Stored dataset items -

--- START ---

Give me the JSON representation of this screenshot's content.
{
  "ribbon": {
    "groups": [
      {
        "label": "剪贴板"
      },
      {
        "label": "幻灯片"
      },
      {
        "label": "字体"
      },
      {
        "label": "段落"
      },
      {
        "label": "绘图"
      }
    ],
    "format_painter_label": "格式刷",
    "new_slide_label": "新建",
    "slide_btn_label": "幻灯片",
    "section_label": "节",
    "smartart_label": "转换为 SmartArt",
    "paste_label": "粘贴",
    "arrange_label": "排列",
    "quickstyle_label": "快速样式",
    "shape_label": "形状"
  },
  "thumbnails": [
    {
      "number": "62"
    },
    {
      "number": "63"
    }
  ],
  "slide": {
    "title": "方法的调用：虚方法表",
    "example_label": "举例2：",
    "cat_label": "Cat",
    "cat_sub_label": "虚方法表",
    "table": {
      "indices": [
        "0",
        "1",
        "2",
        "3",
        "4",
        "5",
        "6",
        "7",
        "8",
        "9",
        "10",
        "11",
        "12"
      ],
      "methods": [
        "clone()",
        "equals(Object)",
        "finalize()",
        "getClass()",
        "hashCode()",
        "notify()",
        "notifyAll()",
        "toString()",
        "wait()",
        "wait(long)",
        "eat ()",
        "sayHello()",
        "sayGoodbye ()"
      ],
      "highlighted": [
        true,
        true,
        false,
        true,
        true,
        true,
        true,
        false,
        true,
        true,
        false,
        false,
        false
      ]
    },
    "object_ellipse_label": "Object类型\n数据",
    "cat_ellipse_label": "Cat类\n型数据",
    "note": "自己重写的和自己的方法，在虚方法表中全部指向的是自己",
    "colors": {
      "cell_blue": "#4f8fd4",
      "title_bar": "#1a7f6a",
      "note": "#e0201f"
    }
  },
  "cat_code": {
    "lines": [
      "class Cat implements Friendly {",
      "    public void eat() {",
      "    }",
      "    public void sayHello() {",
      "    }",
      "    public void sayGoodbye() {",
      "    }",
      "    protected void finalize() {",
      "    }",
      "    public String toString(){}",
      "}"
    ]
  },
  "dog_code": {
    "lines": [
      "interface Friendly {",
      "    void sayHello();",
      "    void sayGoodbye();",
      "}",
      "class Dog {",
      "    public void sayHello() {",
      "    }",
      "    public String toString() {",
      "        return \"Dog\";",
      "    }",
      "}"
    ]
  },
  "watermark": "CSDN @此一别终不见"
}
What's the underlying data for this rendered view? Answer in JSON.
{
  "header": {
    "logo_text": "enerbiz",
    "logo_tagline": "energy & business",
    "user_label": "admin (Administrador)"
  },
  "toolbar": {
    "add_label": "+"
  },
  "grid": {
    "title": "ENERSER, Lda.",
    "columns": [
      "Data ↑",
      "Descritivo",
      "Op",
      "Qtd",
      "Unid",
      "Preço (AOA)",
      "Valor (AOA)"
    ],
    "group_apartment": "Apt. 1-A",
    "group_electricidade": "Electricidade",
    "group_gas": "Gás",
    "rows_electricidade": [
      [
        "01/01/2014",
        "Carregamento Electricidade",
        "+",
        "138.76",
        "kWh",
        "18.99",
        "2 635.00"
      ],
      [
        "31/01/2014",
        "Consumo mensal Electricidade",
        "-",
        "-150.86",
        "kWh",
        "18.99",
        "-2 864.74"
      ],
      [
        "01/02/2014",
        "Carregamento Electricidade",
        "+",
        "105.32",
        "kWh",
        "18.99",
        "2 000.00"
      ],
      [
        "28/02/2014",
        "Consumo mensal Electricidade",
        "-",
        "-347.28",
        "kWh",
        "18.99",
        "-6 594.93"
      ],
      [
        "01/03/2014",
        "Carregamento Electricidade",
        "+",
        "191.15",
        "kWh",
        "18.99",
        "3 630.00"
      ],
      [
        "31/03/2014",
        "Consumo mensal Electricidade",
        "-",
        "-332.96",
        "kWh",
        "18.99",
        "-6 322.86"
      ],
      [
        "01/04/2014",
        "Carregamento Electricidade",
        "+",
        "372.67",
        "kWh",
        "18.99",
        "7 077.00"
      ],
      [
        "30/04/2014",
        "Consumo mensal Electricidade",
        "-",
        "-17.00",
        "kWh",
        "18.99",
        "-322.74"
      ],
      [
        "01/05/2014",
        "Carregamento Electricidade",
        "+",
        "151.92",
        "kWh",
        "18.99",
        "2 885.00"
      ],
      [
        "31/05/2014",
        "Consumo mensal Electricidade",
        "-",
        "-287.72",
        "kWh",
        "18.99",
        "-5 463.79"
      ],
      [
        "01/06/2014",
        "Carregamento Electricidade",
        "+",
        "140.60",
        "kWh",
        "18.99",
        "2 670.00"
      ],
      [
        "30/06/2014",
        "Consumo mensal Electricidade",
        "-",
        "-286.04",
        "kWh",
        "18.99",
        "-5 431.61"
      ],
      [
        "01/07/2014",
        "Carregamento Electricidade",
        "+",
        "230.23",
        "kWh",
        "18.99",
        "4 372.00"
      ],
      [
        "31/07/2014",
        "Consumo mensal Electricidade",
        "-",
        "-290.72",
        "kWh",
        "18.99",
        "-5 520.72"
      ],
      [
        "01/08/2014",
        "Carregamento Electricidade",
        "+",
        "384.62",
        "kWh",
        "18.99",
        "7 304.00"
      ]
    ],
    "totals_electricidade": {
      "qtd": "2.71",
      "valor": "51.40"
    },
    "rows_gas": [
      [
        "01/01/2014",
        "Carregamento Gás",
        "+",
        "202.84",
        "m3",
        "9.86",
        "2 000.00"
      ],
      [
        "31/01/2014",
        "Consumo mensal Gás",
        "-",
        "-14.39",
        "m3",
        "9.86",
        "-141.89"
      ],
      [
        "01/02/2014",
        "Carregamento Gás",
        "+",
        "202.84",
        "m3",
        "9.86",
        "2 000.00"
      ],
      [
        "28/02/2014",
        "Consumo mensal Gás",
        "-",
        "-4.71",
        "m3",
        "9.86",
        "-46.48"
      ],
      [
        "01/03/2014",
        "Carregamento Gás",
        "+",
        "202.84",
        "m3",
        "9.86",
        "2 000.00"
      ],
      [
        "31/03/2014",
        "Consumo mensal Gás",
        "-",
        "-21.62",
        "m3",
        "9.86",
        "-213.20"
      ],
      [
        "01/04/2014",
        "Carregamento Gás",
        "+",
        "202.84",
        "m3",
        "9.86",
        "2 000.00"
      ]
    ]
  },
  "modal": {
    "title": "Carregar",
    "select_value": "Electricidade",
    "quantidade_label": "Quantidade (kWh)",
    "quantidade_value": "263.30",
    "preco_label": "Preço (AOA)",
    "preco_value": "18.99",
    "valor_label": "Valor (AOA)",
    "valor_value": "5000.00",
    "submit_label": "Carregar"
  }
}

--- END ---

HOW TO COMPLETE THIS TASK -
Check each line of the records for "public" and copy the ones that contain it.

REPLY TO THE EXERCISE -
      "    public void eat() {",
      "    public void sayHello() {",
      "    public void sayGoodbye() {",
      "    public String toString(){}",
      "    public void sayHello() {",
      "    public String toString() {",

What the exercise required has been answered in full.